While things were good for a period, she claims that problems in their relationship re-emerged.

She claims that things between them deteriorated after she found him lying naked on his bed while he was on a videocall to a woman who she said was also naked.

She claims he began removing internal locks from doors was arrogant towards her, shouted at her to leave the house and locked all the external doors and windows so she had no way to leave the property for days.

On an other occasion she alleges that she heard the man talking via another videocall to his former wife, again while naked, who she said is younger than the plaintiff.

She claims that in that conversation he said that he was making a fool of the plaintiff, was doing nothing for her and that he kept her passport locked away.

She eventually left the family home and was offered a place to stay by a family.

She also claims that she obtained a protection order from the District Court against the man after he started sending her several unwarranted and inappropriate communications.

During those hearings the man claims that their marriage was not recognised in Ireland.

At the High Court John Temple BL for the woman said that she had successfully taken an action in her native country’s Supreme Court to have their marriage recognised there.

She is in the process of having the marriage recognised and registered in this jurisdiction by the Irish Circuit Court.

She claims that after learning of the decision of the courts in the woman’s native country the man decided to sell the family home in Ireland.

She claims that property, falls under the 1976 Family Home Protection Act and could not be sold without her consent.

Last week the High Court granted the woman an ex parte injunction preventing the man from selling the house until she consents.

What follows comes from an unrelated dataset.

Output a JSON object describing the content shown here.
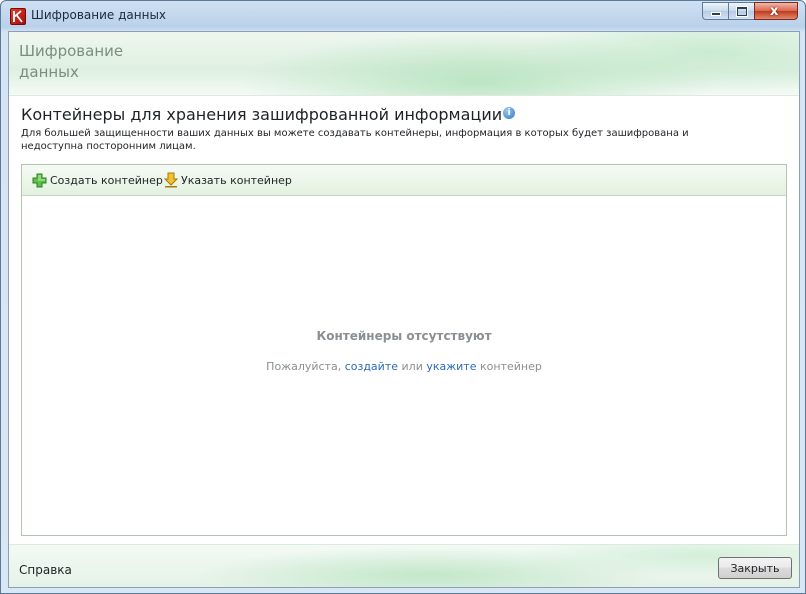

She also secured an order preventing the man’s solicitor from releasing the proceeds of any sale to anyone, including the applicant, until her application to have the marriage recognised in Ireland has been completed.

The matter was briefly mentioned before Justice Eileen Roberts during today’s sitting of the High Court.

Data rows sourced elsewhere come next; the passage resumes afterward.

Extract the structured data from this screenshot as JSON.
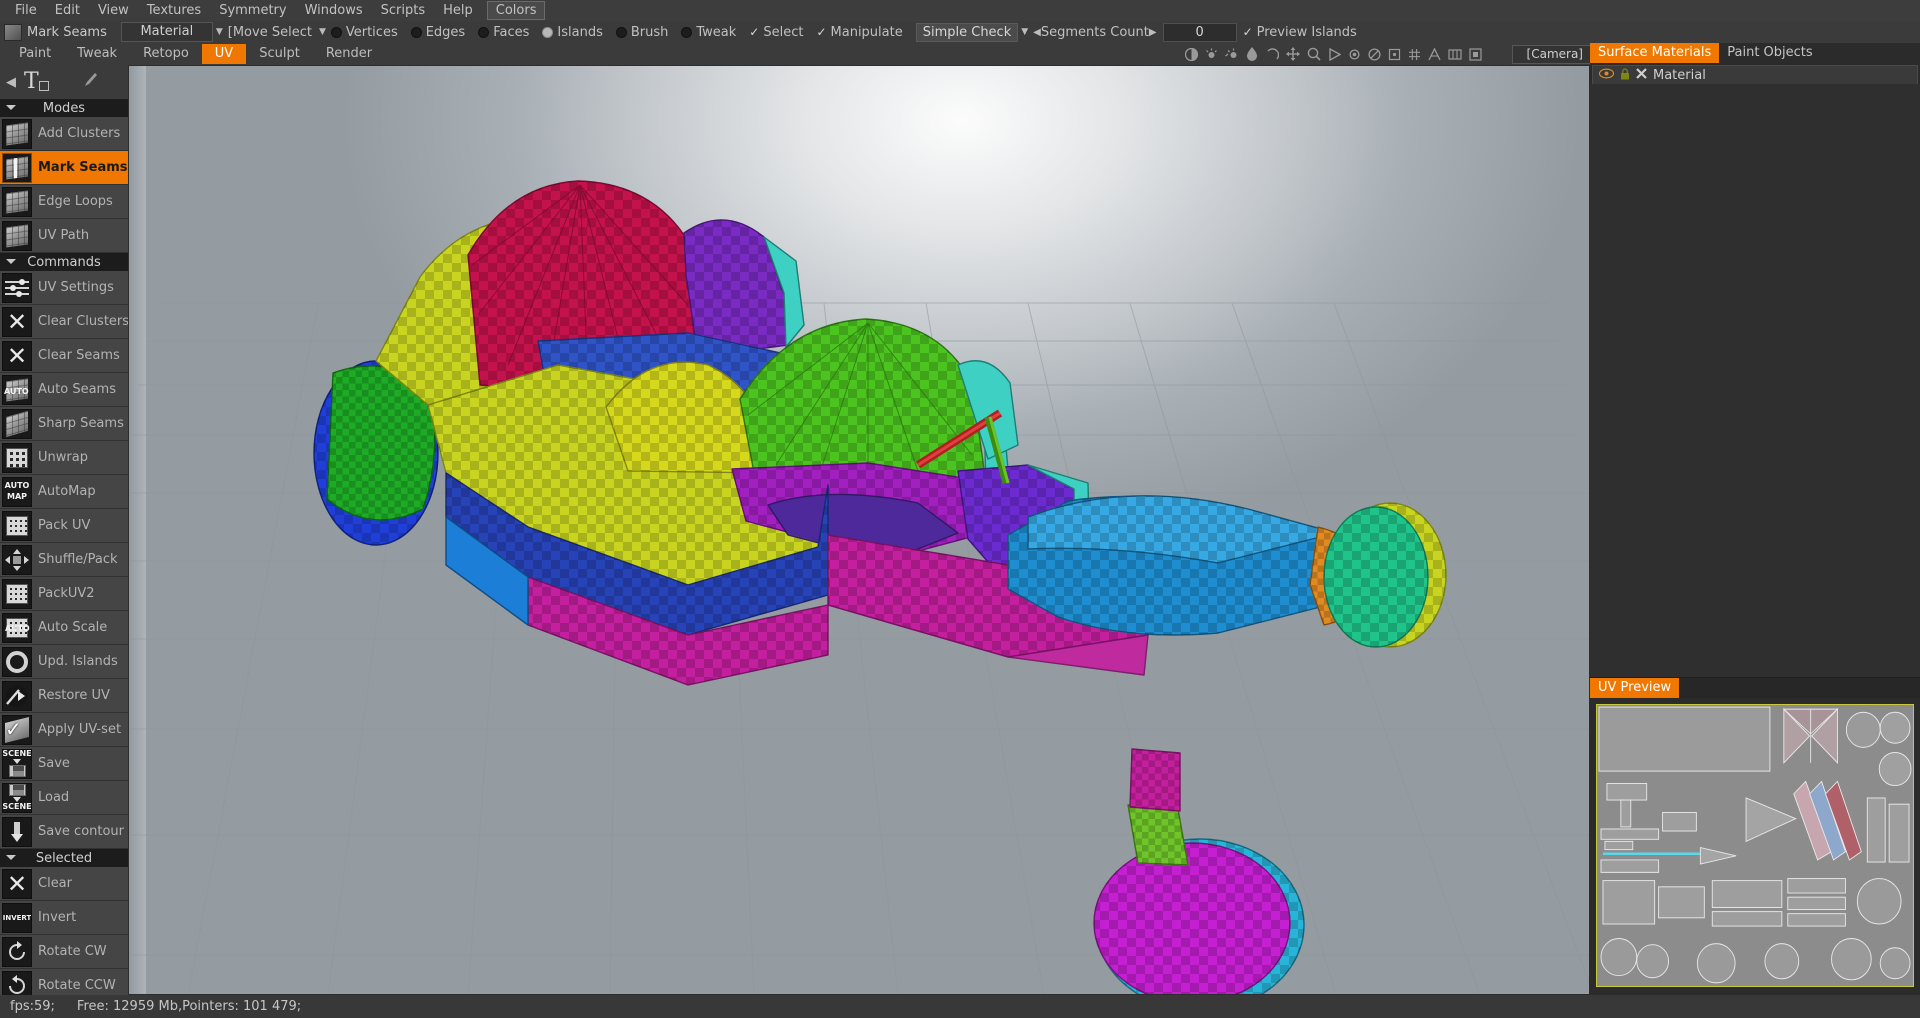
{
  "menubar": {
    "items": [
      "File",
      "Edit",
      "View",
      "Textures",
      "Symmetry",
      "Windows",
      "Scripts",
      "Help"
    ],
    "boxed_item": "Colors"
  },
  "toolrow": {
    "tool_name": "Mark Seams",
    "material_combo": "Material",
    "move_select_combo": "[Move Select",
    "radios": [
      {
        "label": "Vertices",
        "selected": false
      },
      {
        "label": "Edges",
        "selected": false
      },
      {
        "label": "Faces",
        "selected": false
      },
      {
        "label": "Islands",
        "selected": true
      },
      {
        "label": "Brush",
        "selected": false
      },
      {
        "label": "Tweak",
        "selected": false
      }
    ],
    "checks": [
      {
        "label": "Select",
        "checked": true
      },
      {
        "label": "Manipulate",
        "checked": true
      }
    ],
    "mode_pill": "Simple Check",
    "segments_count_label": "Segments Count",
    "segments_count_value": "0",
    "preview_islands": {
      "label": "Preview Islands",
      "checked": true
    }
  },
  "tabrow": {
    "tabs": [
      {
        "label": "Paint",
        "active": false
      },
      {
        "label": "Tweak",
        "active": false
      },
      {
        "label": "Retopo",
        "active": false
      },
      {
        "label": "UV",
        "active": true
      },
      {
        "label": "Sculpt",
        "active": false
      },
      {
        "label": "Render",
        "active": false
      }
    ],
    "camera_select": "[Camera]",
    "viewport_icons": [
      "contrast-icon",
      "light-icon",
      "light-move-icon",
      "drop-icon",
      "undo-icon",
      "pan-icon",
      "zoom-icon",
      "play-icon",
      "record-icon",
      "no-icon",
      "snap-icon",
      "grid-icon",
      "measure-icon",
      "crop-icon",
      "fullscreen-icon"
    ]
  },
  "sidebar": {
    "tool_title_icon": "text-tool-icon",
    "groups": [
      {
        "title": "Modes",
        "items": [
          {
            "label": "Add Clusters",
            "icon": "cube-cluster-icon",
            "active": false
          },
          {
            "label": "Mark Seams",
            "icon": "cube-seam-icon",
            "active": true
          },
          {
            "label": "Edge Loops",
            "icon": "cube-loop-icon",
            "active": false
          },
          {
            "label": "UV Path",
            "icon": "cube-path-icon",
            "active": false
          }
        ]
      },
      {
        "title": "Commands",
        "items": [
          {
            "label": "UV Settings",
            "icon": "sliders-icon",
            "active": false
          },
          {
            "label": "Clear Clusters",
            "icon": "x-cube-icon",
            "active": false
          },
          {
            "label": "Clear Seams",
            "icon": "x-icon",
            "active": false
          },
          {
            "label": "Auto Seams",
            "icon": "auto-cube-icon",
            "active": false
          },
          {
            "label": "Sharp Seams",
            "icon": "sharp-cube-icon",
            "active": false
          },
          {
            "label": "Unwrap",
            "icon": "grid-icon",
            "active": false
          },
          {
            "label": "AutoMap",
            "icon": "automap-icon",
            "active": false
          },
          {
            "label": "Pack UV",
            "icon": "pack-uv-icon",
            "active": false
          },
          {
            "label": "Shuffle/Pack",
            "icon": "shuffle-pack-icon",
            "active": false
          },
          {
            "label": "PackUV2",
            "icon": "packuv2-icon",
            "active": false
          },
          {
            "label": "Auto Scale",
            "icon": "auto-scale-icon",
            "active": false
          },
          {
            "label": "Upd. Islands",
            "icon": "update-islands-icon",
            "active": false
          },
          {
            "label": "Restore UV",
            "icon": "restore-uv-icon",
            "active": false
          },
          {
            "label": "Apply UV-set",
            "icon": "apply-uvset-icon",
            "active": false
          },
          {
            "label": "Save",
            "icon": "save-scene-icon",
            "active": false
          },
          {
            "label": "Load",
            "icon": "load-scene-icon",
            "active": false
          },
          {
            "label": "Save contour",
            "icon": "save-contour-icon",
            "active": false
          }
        ]
      },
      {
        "title": "Selected",
        "items": [
          {
            "label": "Clear",
            "icon": "x-icon",
            "active": false
          },
          {
            "label": "Invert",
            "icon": "invert-icon",
            "active": false
          },
          {
            "label": "Rotate CW",
            "icon": "rotate-cw-icon",
            "active": false
          },
          {
            "label": "Rotate CCW",
            "icon": "rotate-ccw-icon",
            "active": false
          }
        ]
      }
    ]
  },
  "right_panel": {
    "tabs": [
      {
        "label": "Surface Materials",
        "active": true
      },
      {
        "label": "Paint Objects",
        "active": false
      }
    ],
    "material_rows": [
      {
        "name": "Material",
        "eye": "eye-icon",
        "lock": "lock-icon",
        "close": "x-icon"
      }
    ],
    "uv_preview": {
      "tab_label": "UV Preview"
    }
  },
  "statusbar": {
    "fps": "fps:59;",
    "free_memory": "Free: 12959 Mb,Pointers: 101 479;"
  },
  "colors": {
    "accent": "#f07800",
    "panel_bg": "#3b3b3b",
    "dark_bg": "#2b2b2b",
    "text": "#b9b9b9",
    "uv_preview_border": "#c8c83c"
  }
}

The judge was informed by Temple that the house had been sold.

His client had no issue with this as the sale appears to have been completed before the order was granted against the man, but she was concerned about the proceeds of the sale.

The man was aware of the court’s order and in an email to the woman’s lawyers had said that the proceeds of sale remain with a solicitor who the man claims is representing him.

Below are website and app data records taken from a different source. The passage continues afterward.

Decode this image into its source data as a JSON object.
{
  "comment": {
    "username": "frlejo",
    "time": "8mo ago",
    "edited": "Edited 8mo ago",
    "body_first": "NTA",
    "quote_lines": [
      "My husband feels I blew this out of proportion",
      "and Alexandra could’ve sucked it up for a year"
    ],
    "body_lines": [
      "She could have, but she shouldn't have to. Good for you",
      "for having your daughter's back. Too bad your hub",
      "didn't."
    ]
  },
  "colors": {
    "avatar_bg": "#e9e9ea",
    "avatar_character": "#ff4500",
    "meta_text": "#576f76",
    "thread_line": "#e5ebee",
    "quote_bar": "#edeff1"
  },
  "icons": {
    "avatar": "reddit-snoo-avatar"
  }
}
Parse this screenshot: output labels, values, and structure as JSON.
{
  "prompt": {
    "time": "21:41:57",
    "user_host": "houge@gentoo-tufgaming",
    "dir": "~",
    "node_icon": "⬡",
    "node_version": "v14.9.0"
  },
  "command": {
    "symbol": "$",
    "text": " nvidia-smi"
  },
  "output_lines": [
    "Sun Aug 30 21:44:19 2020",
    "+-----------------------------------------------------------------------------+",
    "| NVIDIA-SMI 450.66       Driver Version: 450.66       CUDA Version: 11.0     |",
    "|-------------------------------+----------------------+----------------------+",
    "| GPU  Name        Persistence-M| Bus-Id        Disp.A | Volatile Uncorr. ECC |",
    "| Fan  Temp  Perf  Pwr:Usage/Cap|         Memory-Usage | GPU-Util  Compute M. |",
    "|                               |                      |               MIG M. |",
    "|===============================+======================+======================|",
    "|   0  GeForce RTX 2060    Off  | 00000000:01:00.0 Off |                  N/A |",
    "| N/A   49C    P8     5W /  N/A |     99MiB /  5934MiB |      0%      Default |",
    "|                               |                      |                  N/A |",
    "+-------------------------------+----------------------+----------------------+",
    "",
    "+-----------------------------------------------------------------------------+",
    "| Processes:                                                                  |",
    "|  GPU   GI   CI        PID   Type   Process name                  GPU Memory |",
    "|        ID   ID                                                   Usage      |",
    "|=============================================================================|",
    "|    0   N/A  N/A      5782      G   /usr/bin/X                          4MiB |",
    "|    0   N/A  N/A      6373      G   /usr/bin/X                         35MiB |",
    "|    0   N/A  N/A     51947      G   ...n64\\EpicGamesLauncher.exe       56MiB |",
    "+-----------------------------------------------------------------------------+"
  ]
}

Counsel said that while the solicitor named by the man in the email was of the highest integrity and “beyond reproach” his client was concerned that they were yet to hear anything from that particular solicitor.

Counsel said that there are fears that anything the man says have to be taken “with a grain of salt”, and was neither present nor represented in court when the case was called on.

Justice Roberts noted the applicant’s concerns.

She adjourned the matter, with the order to remain in place, to a date later this month.

The judge also expressed the court’s desire that formal contact be made with the man’s solicitor before the case is next mentioned before the court.

Aodhan O Faolain